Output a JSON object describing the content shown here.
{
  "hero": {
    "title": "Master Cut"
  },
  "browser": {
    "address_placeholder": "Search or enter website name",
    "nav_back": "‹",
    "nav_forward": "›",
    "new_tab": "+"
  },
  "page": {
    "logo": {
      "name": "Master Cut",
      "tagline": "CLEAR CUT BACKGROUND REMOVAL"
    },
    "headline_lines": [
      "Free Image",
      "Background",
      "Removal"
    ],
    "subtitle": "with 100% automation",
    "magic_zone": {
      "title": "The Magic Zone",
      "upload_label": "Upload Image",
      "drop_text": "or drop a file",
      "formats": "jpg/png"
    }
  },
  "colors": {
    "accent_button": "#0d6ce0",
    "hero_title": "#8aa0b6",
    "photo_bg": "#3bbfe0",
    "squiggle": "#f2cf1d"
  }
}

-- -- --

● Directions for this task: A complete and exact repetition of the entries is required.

● Output for this task:
Output a JSON object describing the content shown here.
{
  "hero": {
    "title": "Master Cut"
  },
  "browser": {
    "address_placeholder": "Search or enter website name",
    "nav_back": "‹",
    "nav_forward": "›",
    "new_tab": "+"
  },
  "page": {
    "logo": {
      "name": "Master Cut",
      "tagline": "CLEAR CUT BACKGROUND REMOVAL"
    },
    "headline_lines": [
      "Free Image",
      "Background",
      "Removal"
    ],
    "subtitle": "with 100% automation",
    "magic_zone": {
      "title": "The Magic Zone",
      "upload_label": "Upload Image",
      "drop_text": "or drop a file",
      "formats": "jpg/png"
    }
  },
  "colors": {
    "accent_button": "#0d6ce0",
    "hero_title": "#8aa0b6",
    "photo_bg": "#3bbfe0",
    "squiggle": "#f2cf1d"
  }
}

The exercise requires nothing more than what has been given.